``The purpose of direct action is to create a situation so crisis-packed it will inevitably open the door to negotiation`` King stated when directing black citizens to employ non-violent tactics
St. Augustine
The Albany Movement
King becomes involved in the mobilization of thousands of demonstrators in Albany, Georgia to form a desegregation coalition that tackled all aspects of segregation within the city
King counselled citizens on the essence of non-violent attacks
King was sentenced to 45 days in prison
The march in St. Augustine demanded uncorrupted voting rights and was organized by King and the SCLC
King was the driving force that led nightly marches in Selma; unfortunately, they were met with violent white segregationalists who forced them to stop
Bloody Sunday
King petitioned an injunction in federal court against the State of Alabama for prohibiting their protests, but it was denied
Undettered, King and the SClC authorized an illegal march on March 9th to Selma
He later led a march on March 25th where he delivered his famous speech ``How Long, Not Long``
After his success in the south, King tried to spread the movement to the North by tackling a newly discovered form of discrimination- racial steering, which refers to the deliberate ghettoization of coloured folks

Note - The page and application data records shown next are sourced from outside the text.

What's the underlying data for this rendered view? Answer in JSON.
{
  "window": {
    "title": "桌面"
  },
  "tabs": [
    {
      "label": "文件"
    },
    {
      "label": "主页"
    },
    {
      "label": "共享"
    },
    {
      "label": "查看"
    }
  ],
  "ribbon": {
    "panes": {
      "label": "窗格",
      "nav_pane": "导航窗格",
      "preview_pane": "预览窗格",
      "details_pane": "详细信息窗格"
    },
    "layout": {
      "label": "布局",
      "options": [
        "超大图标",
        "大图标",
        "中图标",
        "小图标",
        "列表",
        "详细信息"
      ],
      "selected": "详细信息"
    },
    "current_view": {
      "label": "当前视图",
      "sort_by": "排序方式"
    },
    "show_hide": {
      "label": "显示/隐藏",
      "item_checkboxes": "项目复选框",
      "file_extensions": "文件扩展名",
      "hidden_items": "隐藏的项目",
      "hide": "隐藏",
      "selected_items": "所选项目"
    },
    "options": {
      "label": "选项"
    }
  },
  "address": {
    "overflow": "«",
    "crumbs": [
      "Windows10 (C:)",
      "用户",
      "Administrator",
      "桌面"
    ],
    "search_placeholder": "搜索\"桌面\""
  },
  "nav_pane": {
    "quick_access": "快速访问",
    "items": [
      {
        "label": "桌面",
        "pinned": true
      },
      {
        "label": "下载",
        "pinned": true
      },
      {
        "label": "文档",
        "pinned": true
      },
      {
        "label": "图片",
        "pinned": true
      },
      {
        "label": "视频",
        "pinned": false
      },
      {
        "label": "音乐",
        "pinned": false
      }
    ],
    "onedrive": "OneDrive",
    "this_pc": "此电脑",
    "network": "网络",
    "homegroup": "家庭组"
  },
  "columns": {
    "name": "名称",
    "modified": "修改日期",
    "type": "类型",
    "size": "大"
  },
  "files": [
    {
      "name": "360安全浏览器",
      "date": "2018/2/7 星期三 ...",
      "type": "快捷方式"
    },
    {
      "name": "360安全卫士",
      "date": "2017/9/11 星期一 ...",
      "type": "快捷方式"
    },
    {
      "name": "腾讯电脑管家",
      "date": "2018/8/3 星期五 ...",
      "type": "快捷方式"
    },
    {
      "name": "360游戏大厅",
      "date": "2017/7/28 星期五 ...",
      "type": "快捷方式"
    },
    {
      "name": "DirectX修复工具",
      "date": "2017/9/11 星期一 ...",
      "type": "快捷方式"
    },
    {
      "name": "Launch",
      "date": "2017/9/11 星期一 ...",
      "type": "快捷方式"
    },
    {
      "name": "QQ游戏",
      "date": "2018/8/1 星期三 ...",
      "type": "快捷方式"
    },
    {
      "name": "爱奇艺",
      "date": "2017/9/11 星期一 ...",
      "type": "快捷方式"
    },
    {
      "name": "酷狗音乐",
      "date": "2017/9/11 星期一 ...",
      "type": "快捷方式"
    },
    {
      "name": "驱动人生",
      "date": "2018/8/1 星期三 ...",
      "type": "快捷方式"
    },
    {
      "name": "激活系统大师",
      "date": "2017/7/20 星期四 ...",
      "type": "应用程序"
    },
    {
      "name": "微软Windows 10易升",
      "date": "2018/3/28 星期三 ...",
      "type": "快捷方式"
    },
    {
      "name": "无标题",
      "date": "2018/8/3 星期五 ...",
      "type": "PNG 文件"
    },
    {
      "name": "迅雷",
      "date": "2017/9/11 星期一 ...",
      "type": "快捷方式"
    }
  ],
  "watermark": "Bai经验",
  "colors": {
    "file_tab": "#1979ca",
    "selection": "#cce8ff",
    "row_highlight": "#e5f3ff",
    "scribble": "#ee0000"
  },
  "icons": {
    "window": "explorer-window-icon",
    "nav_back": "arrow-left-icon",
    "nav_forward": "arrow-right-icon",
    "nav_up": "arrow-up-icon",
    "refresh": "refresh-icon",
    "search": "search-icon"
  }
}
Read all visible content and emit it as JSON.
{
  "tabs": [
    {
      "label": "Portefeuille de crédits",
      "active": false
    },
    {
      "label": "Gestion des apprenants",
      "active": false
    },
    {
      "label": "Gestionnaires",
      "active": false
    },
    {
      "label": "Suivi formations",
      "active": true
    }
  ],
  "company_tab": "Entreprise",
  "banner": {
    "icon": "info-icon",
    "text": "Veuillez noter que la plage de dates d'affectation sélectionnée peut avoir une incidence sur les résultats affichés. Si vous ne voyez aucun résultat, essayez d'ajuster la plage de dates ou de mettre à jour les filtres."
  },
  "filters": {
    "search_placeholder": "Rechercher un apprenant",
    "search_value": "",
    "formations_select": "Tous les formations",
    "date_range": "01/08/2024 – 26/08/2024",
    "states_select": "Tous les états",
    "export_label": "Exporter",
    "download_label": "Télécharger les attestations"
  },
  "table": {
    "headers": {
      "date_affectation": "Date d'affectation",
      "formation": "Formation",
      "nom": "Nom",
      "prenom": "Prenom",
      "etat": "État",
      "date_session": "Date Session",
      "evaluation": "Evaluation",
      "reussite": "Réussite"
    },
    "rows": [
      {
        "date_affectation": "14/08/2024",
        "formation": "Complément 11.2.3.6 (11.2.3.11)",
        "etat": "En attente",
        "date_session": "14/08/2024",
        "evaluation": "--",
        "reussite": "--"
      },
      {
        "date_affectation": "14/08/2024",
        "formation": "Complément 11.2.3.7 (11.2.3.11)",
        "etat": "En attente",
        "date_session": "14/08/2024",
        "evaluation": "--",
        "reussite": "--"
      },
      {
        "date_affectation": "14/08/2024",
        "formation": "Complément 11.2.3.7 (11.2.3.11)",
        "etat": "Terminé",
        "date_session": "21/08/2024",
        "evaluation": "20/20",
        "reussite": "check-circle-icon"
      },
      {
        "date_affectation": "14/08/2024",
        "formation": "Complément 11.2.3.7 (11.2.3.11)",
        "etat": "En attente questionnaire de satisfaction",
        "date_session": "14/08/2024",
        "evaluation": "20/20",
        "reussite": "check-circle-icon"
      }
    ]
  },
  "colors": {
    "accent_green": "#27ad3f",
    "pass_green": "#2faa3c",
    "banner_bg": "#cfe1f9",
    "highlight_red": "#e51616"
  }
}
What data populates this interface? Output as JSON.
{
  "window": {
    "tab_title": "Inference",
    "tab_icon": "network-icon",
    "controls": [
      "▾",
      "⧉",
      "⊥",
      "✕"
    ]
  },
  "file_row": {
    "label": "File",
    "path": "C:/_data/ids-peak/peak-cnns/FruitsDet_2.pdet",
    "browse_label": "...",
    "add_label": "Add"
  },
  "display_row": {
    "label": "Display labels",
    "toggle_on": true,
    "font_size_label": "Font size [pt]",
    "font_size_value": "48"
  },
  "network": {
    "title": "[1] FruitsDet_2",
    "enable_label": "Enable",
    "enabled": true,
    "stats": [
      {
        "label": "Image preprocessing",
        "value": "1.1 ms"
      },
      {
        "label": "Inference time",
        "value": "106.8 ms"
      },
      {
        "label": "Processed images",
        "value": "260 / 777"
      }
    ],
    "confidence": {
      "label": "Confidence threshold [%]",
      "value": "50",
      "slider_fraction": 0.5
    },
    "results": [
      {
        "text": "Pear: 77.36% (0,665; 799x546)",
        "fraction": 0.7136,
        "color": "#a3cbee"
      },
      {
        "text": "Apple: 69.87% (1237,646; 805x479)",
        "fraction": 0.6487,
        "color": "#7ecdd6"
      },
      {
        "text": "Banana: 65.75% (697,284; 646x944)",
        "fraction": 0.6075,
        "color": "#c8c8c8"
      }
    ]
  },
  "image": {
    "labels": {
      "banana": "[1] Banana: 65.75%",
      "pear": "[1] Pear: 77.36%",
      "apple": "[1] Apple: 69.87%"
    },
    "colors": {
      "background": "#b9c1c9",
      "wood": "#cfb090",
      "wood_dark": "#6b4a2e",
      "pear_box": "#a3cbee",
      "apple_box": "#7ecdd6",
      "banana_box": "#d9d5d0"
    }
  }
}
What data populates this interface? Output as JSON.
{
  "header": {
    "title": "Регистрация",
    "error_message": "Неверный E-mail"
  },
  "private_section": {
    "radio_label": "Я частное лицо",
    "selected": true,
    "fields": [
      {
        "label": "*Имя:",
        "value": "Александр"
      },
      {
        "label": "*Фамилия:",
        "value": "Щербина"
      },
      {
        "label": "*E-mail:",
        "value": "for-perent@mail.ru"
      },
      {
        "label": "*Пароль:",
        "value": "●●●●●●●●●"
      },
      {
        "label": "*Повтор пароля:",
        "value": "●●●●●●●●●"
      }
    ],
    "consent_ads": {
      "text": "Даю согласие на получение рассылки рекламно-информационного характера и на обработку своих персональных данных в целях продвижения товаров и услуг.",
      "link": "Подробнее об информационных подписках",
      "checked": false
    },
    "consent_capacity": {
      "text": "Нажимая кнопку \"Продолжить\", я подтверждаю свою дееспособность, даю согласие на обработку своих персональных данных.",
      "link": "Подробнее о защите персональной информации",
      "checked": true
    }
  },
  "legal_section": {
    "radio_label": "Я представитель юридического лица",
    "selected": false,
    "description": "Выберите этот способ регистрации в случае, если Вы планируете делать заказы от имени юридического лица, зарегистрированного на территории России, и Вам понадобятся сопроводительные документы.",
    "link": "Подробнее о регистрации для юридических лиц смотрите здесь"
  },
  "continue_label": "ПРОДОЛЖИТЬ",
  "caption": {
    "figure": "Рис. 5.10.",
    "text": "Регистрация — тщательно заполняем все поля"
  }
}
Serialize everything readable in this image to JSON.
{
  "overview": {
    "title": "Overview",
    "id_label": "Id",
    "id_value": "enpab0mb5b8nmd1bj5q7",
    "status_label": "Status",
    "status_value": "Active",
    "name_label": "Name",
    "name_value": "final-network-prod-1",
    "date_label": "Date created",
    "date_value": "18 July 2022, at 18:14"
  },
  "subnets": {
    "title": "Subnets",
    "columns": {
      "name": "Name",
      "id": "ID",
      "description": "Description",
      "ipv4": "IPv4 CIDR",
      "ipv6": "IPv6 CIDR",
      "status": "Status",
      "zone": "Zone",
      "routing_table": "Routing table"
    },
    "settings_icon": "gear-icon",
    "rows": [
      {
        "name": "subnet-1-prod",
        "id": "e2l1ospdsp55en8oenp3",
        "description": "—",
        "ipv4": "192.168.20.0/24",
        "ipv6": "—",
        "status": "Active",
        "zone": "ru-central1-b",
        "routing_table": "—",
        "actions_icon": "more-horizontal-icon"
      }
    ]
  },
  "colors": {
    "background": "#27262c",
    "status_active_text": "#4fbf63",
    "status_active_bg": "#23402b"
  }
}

He executed marches and moved into a building into the slums with other activists to demonstrate their support and empathy
More cameras were setup than the amount used to film the last Presidential Inauguration
One of the largest political rallies for human rights in United States history
Called for civil and economic rights for African Americans
They marched from the Washington Monument to the Lincoln Memorial
Marked the 100th anniversary of the signing of the Emancipation Proclamation by Abraham Lincoln which freed slaves
Some were concerned that it might turn violent, which could undermine pending legislation and damage the international image of the movement; this was not the case.
Thousands of police were ordered to ensure that the march went smoothly; they were not needed as the march was absolutely peaceful
His Legacy
January 20th
Mahalia Jackson
Full transcript